One day down with the packers and movers, one more day to go.
Despite getting rid of the fridge, oven, sofa, dining room set, outdoor furniture set and assorted other stuff, they’re guessing now that everything will not fit into a 20 foot container. Given another week I could probably get rid of enough stuff to make that happen, but I don’t have another week.
Then I come to the madness of Philippines visas. The tough part is trying to get information. So, for example, if you go to the website of the Philippines consulate in Hong Kong or the Philippines Department of Immigration, it will tell you all about how to apply for a 13(A) visa (the one I need). But nowhere does it tell you what that visa gets you. Nothing about how long it’s good for, nothing about the right to work once you’ve got it. Zilch. I should probably have done the visa three months ago but other things were taking up my time and attention.
Search around the web and one gets conflicting information. As near as I can figure it out, the first visa is good for one year. After that it gets renewed, either for ten years or infinity, that’s not so clear. Some sites indicate you can work with that, others indicate that I would still need to obtain some sort of employment visa or certificate. And then apparently I will need to get an ACR I-card, some ID card with a smart chip that all foreigners resident over one year are required to carry.
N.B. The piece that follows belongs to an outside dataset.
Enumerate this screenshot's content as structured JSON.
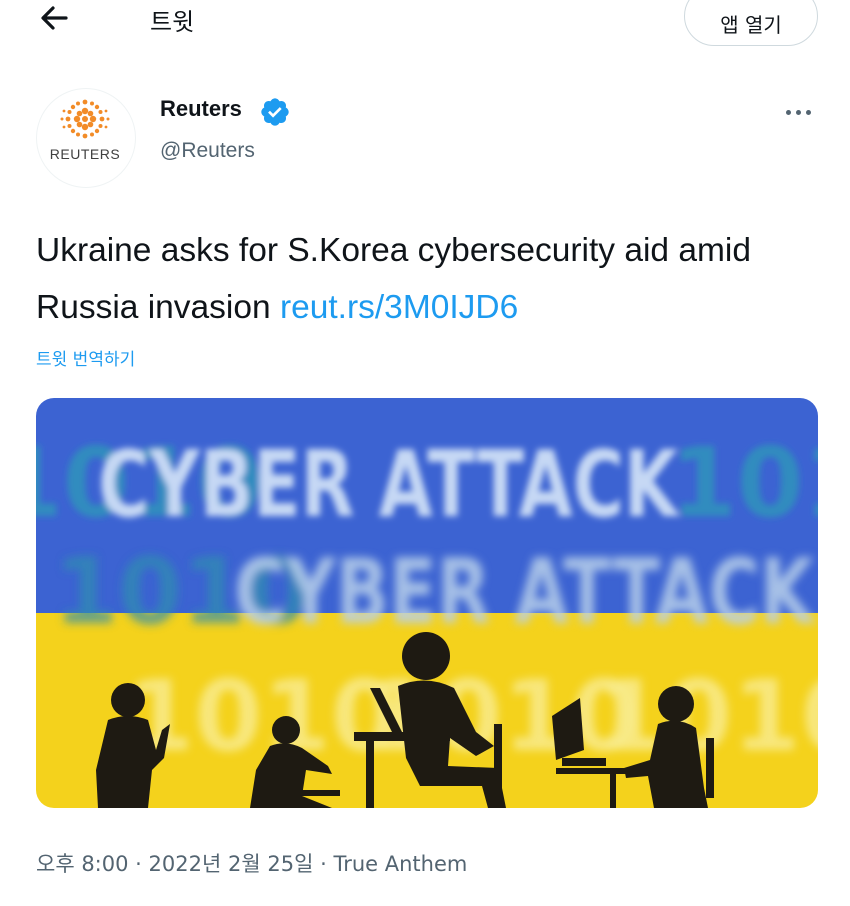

Here’s where it gets really kind of wacky. If you’re already in Manila and you apply there, apparently it’s a painful process that can take several months. If you do it before you get to Manila, it’s a different story – just a few days once you have all of the papers assembled.
The first painful bit is that they require a certificate of no criminal conviction from the police. You can’t go to the HK Police and just ask for that. You have to get a form from the requestor, then go to the police HQ. They will not send it to you and will not notify you when it’s done. You just have to wait 3-4 weeks and go back to the consulate to ask if they got it yet.
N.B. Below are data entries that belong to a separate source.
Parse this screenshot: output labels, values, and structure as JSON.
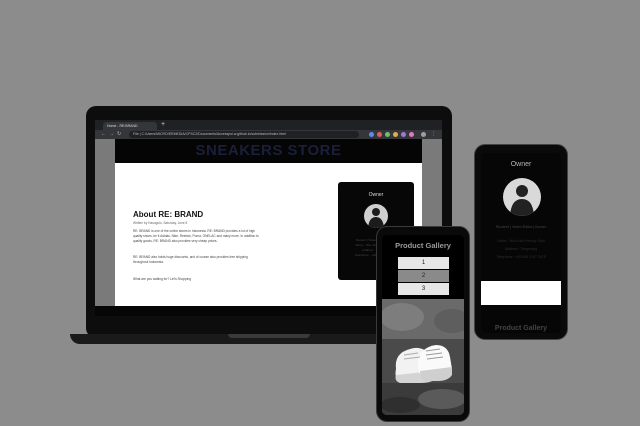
{
  "browser": {
    "tab_title": "Home - RE:BRAND",
    "new_tab": "+",
    "url": "File | C:/Users/MICRO/ERMEDIA/CPSC2/Documents/Accesspoi.w.github.io/submission/index.html"
  },
  "site": {
    "title": "SNEAKERS STORE",
    "about": {
      "heading": "About RE: BRAND",
      "byline": "Written by Hasugolo, Saturday, June 8",
      "paragraphs": [
        "RE: BRAND is one of the online stores in Indonesia. RE: BRAND provides a lot of high quality shoes, be it Adidas, Nike, Reebok, Puma, ONELAC and many more. In addition to quality goods, RE: BRAND also provides very cheap prices.",
        "RE: BRAND also holds huge discounts, and of course also provides free shipping throughout Indonesia.",
        "What are you waiting for? Let's Shopping"
      ]
    },
    "owner_card": {
      "heading": "Owner",
      "lines": [
        "Student | Video Editor | Gamer",
        "Name : Nico Aldo Hendrie Sani",
        "Address : Tangerang",
        "Telephone : +62 891 5747 2478"
      ]
    }
  },
  "phone_right": {
    "owner_heading": "Owner",
    "role": "Student | Video Editor| Gamer",
    "info": [
      "Name : Nico Aldo Hendry Sani",
      "Address : Tangerang",
      "Telephone : +62 895 1747 2478"
    ],
    "gallery_heading": "Product Gallery"
  },
  "phone_front": {
    "gallery_heading": "Product Gallery",
    "buttons": [
      "1",
      "2",
      "3"
    ]
  },
  "colors": {
    "backdrop": "#8c8c8c",
    "device_frame": "#0d0d0d",
    "header_text": "#1a1f3a"
  }
}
But it’s more painful to do that from Manila because the police require you to send in certain kinds of ID if you’re not applying in person. For example, I’d have to find some place in Manila to fingerprint me and attest that they’re certified to do so and swear that they are my fingerprints. Stuff like that.
The other annoying thing is that they request a significant medical exam – that’s what it says on the form, “significant,” without giving any definition of what they mean by that word, except to say that they want blood, stool and urine tests and a chest x-ray.
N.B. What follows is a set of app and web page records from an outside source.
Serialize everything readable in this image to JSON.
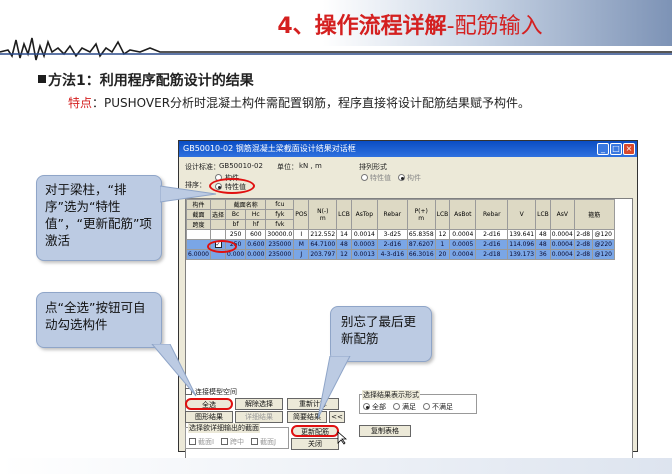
{
  "slide": {
    "title_main": "4、操作流程详解",
    "title_sub": "-配筋输入",
    "method": "方法1：利用程序配筋设计的结果",
    "feature_label": "特点",
    "feature_text": "：PUSHOVER分析时混凝土构件需配置钢筋，程序直接将设计配筋结果赋予构件。"
  },
  "dialog": {
    "title": "GB50010-02 钢筋混凝土梁截面设计结果对话框",
    "standard_label": "设计标准：",
    "standard_value": "GB50010-02",
    "unit_label": "单位：",
    "unit_value": "kN  ,  m",
    "sort_group": "排列形式",
    "sort_opt_a": "特性值",
    "sort_opt_b": "构件",
    "order_label": "排序：",
    "order_opt_a": "构件",
    "order_opt_b": "特性值",
    "headers1": [
      "构件",
      "",
      "截面名称",
      "fcu",
      "",
      "",
      "",
      "",
      "",
      "",
      "",
      "",
      "",
      "",
      "",
      "",
      "",
      "",
      ""
    ],
    "headers": {
      "member": "构件",
      "section_name": "截面名称",
      "fcu": "fcu",
      "section": "截面",
      "select": "选择",
      "bc": "Bc",
      "hc": "Hc",
      "fyk": "fyk",
      "pos": "POS",
      "n": "N(-)\nm",
      "lcb": "LCB",
      "astop": "AsTop",
      "rebar": "Rebar",
      "p": "P(+)\nm",
      "lcb2": "LCB",
      "asbot": "AsBot",
      "rebar2": "Rebar",
      "v": "V",
      "lcb3": "LCB",
      "asv": "AsV",
      "stirrup": "箍筋",
      "span": "跨度",
      "bf": "bf",
      "hf": "hf",
      "fvk": "fvk"
    },
    "rows": [
      [
        "",
        "",
        "250",
        "600",
        "30000.0",
        "I",
        "212.552",
        "14",
        "0.0014",
        "3-d25",
        "65.8358",
        "12",
        "0.0004",
        "2-d16",
        "139.641",
        "48",
        "0.0004",
        "2-d8",
        "@120"
      ],
      [
        "",
        "",
        "250",
        "0.600",
        "235000",
        "M",
        "64.7100",
        "48",
        "0.0003",
        "2-d16",
        "87.6207",
        "1",
        "0.0005",
        "2-d16",
        "114.096",
        "48",
        "0.0004",
        "2-d8",
        "@220"
      ],
      [
        "6.0000",
        "",
        "0.000",
        "0.000",
        "235000",
        "J",
        "203.797",
        "12",
        "0.0013",
        "4-3-d16",
        "66.3016",
        "20",
        "0.0004",
        "2-d18",
        "139.173",
        "36",
        "0.0004",
        "2-d8",
        "@120"
      ]
    ],
    "connect_label": "连接模型空间",
    "btn_select_all": "全选",
    "btn_deselect": "解除选择",
    "btn_recalc": "重新计算",
    "btn_graph": "图形结果",
    "btn_detail": "详细结果",
    "btn_brief": "简要结果",
    "btn_more": "<<",
    "btn_update": "更新配筋",
    "btn_close": "关闭",
    "btn_copy": "复制表格",
    "output_group": "选择欲详细输出的截面",
    "output_opts": [
      "截面I",
      "跨中",
      "截面J"
    ],
    "display_group": "选择结果表示形式",
    "display_opts": [
      "全部",
      "满足",
      "不满足"
    ]
  },
  "callouts": {
    "sort": "对于梁柱，“排序”选为“特性值”，“更新配筋”项激活",
    "select_all": "点“全选”按钮可自动勾选构件",
    "update": "别忘了最后更新配筋"
  }
}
I couldn’t do it in Hong Kong (yet) because all of our original documents were sitting with a bank in Manila while our mortgage application was being processed. I only just got them back last week. The police form has been applied for here. So it appears it would actually be less painful for me to travel back and forth, HK/Manila, to complete the process here rather than starting it all over again there. So while I wasn’t originally planning a HK trip until March, it looks like I could be back for a short visit in February.
Fun, fun, fun.
This will be my last post as a Hong Kong resident. I expect there will be one or a few more posts here until I get the new site set up.